> [Assigned task]:
Lines holding the word "this" in the material below: count them and write the number alone.

> [Dataset extract]:

# # # # #

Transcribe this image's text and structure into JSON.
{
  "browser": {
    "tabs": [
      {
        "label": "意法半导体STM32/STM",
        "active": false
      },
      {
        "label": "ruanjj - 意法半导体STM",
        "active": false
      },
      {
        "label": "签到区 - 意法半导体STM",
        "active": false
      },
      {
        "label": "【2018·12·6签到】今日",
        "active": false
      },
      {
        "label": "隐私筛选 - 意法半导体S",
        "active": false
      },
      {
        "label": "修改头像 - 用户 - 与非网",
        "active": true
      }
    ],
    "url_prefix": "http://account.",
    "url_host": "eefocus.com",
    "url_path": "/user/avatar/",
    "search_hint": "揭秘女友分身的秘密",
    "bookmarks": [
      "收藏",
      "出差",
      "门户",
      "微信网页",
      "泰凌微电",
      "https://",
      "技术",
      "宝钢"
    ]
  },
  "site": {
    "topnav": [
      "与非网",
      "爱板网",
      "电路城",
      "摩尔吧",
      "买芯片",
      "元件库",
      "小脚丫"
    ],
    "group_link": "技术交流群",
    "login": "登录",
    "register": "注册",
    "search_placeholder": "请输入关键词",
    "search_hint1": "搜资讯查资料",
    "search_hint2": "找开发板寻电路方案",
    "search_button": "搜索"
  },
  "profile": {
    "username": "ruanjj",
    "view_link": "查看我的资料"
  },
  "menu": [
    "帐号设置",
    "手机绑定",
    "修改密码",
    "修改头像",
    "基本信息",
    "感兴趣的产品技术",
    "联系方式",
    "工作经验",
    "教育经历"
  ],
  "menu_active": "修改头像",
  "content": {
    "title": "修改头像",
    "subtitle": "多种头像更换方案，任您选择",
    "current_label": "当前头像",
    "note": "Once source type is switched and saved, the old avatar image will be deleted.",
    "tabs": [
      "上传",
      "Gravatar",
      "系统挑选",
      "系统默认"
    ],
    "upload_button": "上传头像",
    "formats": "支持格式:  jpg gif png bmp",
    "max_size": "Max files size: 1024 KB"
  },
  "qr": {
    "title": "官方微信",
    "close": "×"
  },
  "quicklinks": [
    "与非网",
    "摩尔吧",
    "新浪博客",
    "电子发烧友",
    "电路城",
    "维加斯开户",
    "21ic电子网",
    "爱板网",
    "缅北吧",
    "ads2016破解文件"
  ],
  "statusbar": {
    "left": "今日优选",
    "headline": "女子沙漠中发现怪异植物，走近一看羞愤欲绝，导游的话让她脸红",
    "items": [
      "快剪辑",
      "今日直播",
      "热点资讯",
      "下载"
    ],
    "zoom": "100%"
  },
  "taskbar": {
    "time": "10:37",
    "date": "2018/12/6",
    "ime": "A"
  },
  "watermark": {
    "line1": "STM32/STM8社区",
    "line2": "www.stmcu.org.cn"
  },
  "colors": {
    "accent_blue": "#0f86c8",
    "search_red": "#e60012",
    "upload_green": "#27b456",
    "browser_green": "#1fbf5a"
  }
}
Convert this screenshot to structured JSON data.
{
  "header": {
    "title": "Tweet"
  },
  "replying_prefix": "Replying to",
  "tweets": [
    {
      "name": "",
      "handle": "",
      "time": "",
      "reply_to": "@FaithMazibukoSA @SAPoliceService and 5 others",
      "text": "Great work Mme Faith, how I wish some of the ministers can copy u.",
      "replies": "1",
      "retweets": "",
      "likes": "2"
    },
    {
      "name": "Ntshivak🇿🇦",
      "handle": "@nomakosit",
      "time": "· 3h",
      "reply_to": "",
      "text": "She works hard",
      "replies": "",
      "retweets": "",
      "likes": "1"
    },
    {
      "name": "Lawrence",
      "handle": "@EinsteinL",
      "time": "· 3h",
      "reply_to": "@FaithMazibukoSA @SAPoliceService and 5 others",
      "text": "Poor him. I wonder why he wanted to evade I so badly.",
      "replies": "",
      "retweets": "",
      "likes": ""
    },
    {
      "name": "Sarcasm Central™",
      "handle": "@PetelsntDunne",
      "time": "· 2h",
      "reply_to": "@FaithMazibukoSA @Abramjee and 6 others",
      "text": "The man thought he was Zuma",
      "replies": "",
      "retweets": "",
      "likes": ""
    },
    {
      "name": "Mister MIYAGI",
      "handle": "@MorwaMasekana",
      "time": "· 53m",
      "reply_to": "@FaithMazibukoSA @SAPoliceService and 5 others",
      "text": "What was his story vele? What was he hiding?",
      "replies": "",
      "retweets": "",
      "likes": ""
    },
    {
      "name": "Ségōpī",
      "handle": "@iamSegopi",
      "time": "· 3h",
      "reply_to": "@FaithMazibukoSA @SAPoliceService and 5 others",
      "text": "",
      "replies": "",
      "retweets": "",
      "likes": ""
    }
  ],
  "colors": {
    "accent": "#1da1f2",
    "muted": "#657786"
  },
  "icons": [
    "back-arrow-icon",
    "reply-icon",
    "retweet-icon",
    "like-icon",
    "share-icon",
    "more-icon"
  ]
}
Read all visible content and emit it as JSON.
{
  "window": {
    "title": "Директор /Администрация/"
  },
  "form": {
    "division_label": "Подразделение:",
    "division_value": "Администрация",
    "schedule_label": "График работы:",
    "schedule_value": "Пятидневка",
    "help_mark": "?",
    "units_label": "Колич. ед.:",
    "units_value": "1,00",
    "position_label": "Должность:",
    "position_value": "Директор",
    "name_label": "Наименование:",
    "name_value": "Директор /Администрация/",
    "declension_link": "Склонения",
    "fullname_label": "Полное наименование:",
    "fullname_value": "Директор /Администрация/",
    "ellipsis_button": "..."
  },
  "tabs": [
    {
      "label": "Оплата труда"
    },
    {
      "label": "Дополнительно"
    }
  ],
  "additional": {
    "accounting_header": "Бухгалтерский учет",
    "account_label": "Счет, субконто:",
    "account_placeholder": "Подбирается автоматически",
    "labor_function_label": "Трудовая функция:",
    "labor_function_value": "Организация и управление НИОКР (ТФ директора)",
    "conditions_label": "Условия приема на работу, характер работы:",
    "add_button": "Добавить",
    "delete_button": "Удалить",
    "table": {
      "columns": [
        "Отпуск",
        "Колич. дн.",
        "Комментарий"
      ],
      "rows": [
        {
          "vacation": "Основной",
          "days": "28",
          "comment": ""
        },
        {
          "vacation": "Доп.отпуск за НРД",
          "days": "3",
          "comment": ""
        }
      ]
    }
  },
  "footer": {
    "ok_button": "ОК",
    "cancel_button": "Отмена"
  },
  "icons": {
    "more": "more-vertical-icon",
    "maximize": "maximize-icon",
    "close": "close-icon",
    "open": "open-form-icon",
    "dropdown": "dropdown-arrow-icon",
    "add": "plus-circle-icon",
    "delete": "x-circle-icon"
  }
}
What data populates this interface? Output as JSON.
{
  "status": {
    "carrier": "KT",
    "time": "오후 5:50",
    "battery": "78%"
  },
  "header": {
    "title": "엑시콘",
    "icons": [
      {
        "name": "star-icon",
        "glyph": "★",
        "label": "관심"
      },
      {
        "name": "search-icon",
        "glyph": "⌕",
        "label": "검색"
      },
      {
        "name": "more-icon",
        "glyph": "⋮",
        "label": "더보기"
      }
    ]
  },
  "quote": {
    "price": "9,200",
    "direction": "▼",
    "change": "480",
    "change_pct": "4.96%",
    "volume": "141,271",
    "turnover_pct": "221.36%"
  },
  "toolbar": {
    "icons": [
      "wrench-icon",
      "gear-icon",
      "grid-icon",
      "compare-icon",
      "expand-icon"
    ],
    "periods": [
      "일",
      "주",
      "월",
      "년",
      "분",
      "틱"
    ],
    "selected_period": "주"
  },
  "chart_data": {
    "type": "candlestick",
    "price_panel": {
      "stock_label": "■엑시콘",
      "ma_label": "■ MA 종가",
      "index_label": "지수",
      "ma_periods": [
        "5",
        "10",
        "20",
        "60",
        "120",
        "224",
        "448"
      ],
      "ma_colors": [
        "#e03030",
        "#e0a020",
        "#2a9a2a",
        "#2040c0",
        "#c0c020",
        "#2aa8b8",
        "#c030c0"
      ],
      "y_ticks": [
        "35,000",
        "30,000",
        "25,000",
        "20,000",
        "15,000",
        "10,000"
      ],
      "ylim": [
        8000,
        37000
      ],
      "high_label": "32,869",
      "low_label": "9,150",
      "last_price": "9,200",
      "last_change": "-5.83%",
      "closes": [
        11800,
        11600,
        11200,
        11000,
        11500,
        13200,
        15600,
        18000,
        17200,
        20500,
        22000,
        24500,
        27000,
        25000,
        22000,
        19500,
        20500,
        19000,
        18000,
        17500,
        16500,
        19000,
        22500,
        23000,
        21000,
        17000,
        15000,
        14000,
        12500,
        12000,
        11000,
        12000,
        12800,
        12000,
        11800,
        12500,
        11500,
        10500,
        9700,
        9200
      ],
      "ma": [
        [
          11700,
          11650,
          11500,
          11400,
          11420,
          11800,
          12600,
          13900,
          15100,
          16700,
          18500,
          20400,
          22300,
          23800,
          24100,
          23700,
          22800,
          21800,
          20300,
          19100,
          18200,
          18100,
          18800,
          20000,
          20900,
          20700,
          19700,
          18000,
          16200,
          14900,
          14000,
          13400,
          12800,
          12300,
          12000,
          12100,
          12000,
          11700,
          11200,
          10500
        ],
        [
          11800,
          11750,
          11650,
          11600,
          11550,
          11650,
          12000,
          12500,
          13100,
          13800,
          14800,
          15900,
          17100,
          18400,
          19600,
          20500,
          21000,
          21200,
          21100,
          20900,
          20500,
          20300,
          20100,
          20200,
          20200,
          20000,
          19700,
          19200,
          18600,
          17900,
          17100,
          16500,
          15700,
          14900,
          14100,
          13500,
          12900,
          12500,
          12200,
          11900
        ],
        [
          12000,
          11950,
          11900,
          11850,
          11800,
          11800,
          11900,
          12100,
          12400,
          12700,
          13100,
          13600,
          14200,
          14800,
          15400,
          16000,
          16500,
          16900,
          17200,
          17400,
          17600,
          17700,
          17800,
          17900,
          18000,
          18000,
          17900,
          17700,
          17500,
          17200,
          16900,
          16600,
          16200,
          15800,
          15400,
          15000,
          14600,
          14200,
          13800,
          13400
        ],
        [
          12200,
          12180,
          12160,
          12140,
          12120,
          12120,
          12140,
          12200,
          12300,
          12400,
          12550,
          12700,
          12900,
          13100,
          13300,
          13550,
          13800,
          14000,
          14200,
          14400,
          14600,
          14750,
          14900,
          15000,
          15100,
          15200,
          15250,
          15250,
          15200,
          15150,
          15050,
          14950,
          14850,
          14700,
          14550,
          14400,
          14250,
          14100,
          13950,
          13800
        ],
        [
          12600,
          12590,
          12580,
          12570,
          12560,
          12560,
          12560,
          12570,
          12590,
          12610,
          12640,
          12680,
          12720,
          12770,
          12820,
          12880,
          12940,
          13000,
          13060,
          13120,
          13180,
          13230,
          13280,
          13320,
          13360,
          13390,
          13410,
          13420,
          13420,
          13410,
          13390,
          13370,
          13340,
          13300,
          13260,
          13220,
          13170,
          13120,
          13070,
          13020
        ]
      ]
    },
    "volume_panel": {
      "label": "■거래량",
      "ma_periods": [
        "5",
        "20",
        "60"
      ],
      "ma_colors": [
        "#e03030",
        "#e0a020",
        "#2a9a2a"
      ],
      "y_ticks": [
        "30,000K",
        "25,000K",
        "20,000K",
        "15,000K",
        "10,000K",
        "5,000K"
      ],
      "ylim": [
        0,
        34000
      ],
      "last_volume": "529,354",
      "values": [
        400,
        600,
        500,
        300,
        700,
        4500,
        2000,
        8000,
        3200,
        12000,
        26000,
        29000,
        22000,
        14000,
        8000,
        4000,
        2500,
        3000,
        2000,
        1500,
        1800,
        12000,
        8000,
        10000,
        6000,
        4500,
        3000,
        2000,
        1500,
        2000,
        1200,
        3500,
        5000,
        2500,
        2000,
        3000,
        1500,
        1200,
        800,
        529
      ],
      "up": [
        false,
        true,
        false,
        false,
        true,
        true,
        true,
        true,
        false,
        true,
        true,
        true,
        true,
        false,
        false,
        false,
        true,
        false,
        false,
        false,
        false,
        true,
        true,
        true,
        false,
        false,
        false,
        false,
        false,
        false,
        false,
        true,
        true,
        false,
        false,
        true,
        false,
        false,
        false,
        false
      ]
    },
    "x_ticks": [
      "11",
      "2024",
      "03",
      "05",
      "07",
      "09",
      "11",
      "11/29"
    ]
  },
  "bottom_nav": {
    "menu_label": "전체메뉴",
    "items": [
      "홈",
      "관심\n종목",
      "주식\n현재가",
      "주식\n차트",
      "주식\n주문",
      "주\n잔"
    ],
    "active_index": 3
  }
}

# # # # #

> [Task answer]:
3